You won’t believe your ears when you hear what a team of evolutionists claims evolved by “convergent evolution.”
The sense of hearing would easily qualify as one of the most complex of senses, not that the others aren’t too. But to imagine the eardrum, the finely-tuned ossicles of the mammalian middle ear, and the cochlea with its “piano keyboard” of frequency sensors, evolving by chance would surely represent a major challenge to evolution. Now, however, a team of evolutionists just claimed in Science Magazine a case of “Convergent Evolution Between Insect and Mammalian Audition.” A katydid in a rainforest has an analogous 3-part mechanism for hearing, despite diverging from the common ancestor back in the Cambrian period, according to the evolutionary timeline. The abstract states confidently,
In mammals, hearing is dependent on three canonical processing stages: (i) an eardrum collecting sound, (ii) a middle ear impedance converter, and (iii) a cochlear frequency analyzer. Here, we show that some insects, such as rainforest katydids, possess equivalent biophysical mechanisms for auditory processing. Although katydid ears are among the smallest in all organisms, these ears perform the crucial stage of air-to-liquid impedance conversion and signal amplification, with the use of a distinct tympanal lever system. Further along the chain of hearing, spectral sound analysis is achieved through dispersive wave propagation across a fluid substrate, as in the mammalian cochlea. Thus, two phylogenetically remote organisms, katydids and mammals, have evolved a series of convergent solutions to common biophysical problems, despite their reliance on very different morphological substrates.

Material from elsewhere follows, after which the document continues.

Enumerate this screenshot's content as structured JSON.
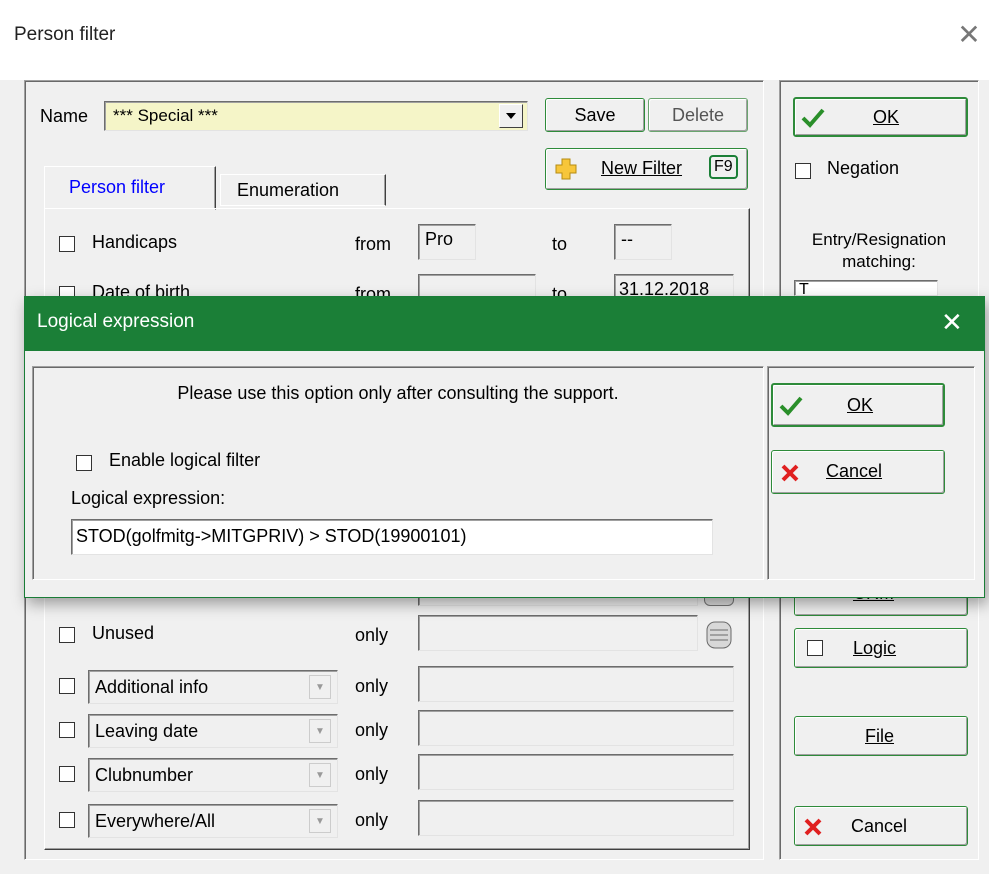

Detecting the mechanism of katydid hearing was never possible in such detail before. The cochlear analogue in the katydid, which they named the “acoustic vesicle,” is so small (600 millionths of a meter), it required x-ray microtomography and other state-of-the-art techniques to elucidate its structure. Yet in a remarkable diagram, the authors compared the three parts of a human ear and katydid ear side by side, showing how analogous the structures are.
Physiologists know that “Cochlear hair cells receive mechanical inputs at specific frequencies, depending on their position along the stiffness gradient of the basilar membrane. This ‘piano keyboard’ mapping, or tonotopic organization, is the canonical mechanism for frequency selectivity in mammals.” What would they think of a comparable piano keyboard mechanism in the ear of an insect?
The authors preached the convergence theme with repetition, stating it six times, including the headline. For example, they said, “Our results reveal a notable case of convergence, whereby organisms with the most remote phylogenetic histories (such as mammals and katydids), have evolved to hear in a markedly analogous way.” Ronald R. Hoy chimed right in with the convergence chorus in his Perspectives piece, “Convergent Evolution of Hearing,” in the same issue of Science. He said that the researchers “show that although the hearing organ of a rainforest insect looks very different from a human ear, it can be divided into the same three functional entities, providing evidence for convergent evolution.”
Later, New Scientist jumped on the “convergent evolution” bandwagon without missing a beat. The article quoted a Cambridge biologist not involved in the study saying, “This is an amazing example of convergent evolution in hearing structures between very distantly related animals.”
None of the authors thought to consider this new evidence as a challenge to evolution. Instead, they treated the convergence concoction as demonstrable fact. “The parallelism in anatomy and function is the result of convergent evolution between the ears of humans and katydids. It is as surprising as it is remarkable,” Hoy said.
One can imagine fairy tales, too, that are surprising and remarkable. Did evolutionary theory predict this? No. This was a surprise. It was a remarkable surprise. If you had trouble imagining a blind, aimless process producing a super-sensitive vibrating drum attached to a series of intricate levers that connect to a piano keyboard frequency analysis system, transducing acoustic energy into mechanical energy and then into fluid energy, increasing sensitivity at each step – if you can imagine evolution producing all that once, now imagine it happening twice.
This goes to show that evolutionists believe in miracles. Natural selection is their “Abracadabra” to generate sophisticated systems in living things. No demonstration is required; no one gets to look behind the curtain and follow the train of random mutations from deaf cell to hearing animal. If Abracadabra doesn’t work the first time, say it with emphasis, adding Mishikabula, Bippity Boppity Boo.